:: Source material ::
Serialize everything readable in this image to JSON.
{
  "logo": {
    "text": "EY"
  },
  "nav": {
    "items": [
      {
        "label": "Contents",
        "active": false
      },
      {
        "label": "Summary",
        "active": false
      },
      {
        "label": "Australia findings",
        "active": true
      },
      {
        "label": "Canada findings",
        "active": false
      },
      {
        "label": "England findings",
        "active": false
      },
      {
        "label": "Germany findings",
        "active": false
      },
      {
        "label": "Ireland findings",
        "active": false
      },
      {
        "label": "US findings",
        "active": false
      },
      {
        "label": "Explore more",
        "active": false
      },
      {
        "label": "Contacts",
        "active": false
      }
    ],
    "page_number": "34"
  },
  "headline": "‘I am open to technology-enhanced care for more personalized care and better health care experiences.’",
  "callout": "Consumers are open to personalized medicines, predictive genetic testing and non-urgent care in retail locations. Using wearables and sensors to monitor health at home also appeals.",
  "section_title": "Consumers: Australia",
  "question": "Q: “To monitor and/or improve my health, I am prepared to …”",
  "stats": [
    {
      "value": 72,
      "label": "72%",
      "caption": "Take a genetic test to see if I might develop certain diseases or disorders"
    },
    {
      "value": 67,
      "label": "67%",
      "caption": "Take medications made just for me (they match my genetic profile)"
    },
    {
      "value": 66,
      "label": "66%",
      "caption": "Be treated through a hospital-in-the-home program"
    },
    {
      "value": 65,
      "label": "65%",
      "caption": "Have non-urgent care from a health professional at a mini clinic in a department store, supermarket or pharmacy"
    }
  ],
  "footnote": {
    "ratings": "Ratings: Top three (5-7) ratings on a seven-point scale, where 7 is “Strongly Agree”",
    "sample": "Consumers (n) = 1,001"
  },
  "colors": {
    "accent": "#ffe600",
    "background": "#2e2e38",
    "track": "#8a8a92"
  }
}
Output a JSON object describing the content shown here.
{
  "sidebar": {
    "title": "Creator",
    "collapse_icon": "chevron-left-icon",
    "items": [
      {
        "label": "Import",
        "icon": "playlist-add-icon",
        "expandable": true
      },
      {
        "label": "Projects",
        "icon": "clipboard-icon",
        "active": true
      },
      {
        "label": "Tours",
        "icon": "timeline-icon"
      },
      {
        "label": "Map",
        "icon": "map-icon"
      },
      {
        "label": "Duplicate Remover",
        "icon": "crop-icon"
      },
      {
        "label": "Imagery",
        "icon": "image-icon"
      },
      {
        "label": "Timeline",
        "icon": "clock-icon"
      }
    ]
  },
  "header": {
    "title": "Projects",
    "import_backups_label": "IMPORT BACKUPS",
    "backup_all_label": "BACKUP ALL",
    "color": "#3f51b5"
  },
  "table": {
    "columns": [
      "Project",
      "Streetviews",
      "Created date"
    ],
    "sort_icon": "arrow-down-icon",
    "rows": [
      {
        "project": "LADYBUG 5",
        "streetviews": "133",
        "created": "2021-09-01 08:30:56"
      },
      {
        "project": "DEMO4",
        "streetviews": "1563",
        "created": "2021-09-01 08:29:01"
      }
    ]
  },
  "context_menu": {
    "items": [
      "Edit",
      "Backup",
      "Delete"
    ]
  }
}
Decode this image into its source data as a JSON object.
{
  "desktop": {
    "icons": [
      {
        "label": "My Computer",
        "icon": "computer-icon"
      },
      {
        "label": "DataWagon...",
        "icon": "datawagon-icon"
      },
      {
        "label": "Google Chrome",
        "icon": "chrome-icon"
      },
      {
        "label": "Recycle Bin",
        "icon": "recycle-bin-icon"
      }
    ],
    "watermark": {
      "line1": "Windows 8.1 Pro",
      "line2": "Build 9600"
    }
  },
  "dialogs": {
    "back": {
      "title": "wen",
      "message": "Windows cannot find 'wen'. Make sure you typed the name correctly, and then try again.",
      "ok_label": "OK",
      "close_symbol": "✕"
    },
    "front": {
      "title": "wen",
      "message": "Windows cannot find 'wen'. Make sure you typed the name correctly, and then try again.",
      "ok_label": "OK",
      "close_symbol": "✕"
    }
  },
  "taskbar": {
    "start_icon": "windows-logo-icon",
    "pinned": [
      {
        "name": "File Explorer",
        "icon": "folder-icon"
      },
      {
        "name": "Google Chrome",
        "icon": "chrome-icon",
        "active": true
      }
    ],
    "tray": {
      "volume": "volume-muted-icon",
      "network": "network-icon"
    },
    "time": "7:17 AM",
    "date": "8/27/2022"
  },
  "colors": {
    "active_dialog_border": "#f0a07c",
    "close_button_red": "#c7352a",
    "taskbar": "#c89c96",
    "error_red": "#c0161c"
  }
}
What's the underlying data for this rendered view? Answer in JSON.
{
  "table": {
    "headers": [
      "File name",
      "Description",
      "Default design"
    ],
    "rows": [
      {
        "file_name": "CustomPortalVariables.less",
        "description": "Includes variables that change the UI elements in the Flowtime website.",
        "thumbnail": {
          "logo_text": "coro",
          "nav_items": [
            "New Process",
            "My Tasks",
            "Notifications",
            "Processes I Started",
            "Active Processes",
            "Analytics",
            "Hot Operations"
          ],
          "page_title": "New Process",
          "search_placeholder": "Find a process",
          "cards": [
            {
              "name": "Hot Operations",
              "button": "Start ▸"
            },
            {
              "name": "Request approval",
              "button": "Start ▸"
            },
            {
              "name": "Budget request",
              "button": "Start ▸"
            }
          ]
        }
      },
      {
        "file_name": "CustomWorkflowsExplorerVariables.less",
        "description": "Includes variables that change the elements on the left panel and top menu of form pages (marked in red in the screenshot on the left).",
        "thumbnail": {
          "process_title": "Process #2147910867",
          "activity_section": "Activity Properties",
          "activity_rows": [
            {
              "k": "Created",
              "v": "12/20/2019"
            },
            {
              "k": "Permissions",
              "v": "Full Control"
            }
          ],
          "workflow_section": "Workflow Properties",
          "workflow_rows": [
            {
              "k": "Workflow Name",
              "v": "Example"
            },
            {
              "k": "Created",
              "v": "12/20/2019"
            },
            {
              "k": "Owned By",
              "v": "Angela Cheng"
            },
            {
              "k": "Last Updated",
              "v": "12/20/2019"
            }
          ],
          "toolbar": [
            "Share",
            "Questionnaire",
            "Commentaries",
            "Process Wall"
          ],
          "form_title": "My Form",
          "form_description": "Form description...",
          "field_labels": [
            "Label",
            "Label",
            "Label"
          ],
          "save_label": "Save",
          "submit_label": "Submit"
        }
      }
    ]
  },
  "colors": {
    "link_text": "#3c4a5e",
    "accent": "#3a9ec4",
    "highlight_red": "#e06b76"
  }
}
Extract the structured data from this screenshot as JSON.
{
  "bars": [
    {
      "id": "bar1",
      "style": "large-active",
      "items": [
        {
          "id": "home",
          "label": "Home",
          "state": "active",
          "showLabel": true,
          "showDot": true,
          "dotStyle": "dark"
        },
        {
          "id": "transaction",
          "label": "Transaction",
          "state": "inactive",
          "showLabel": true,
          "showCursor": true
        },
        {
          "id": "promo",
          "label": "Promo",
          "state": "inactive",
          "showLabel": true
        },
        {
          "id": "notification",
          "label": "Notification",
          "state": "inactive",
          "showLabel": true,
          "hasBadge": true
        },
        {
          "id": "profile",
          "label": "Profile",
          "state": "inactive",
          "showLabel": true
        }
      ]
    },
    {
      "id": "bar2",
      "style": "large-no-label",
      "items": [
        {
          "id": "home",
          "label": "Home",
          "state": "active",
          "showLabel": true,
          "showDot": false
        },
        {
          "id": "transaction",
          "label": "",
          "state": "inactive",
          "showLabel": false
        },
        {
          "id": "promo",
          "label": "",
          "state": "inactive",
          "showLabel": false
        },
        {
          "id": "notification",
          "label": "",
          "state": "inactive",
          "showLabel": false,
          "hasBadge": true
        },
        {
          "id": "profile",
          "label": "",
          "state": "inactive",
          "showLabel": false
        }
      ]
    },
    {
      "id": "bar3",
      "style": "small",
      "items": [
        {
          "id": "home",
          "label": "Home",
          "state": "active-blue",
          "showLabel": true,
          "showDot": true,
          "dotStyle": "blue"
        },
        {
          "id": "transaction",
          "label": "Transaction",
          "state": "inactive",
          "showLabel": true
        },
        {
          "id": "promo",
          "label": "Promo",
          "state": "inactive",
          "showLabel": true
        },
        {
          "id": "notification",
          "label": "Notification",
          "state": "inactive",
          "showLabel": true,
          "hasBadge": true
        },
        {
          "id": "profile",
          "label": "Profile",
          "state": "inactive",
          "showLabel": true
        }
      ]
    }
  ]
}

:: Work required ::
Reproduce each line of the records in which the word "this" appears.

:: Written response ::
Serialize everything readable in this image to JSON.
Decode this image into its source data as a JSON object.
What's the underlying data for this rendered view? Answer in JSON.
Extract the structured data from this screenshot as JSON.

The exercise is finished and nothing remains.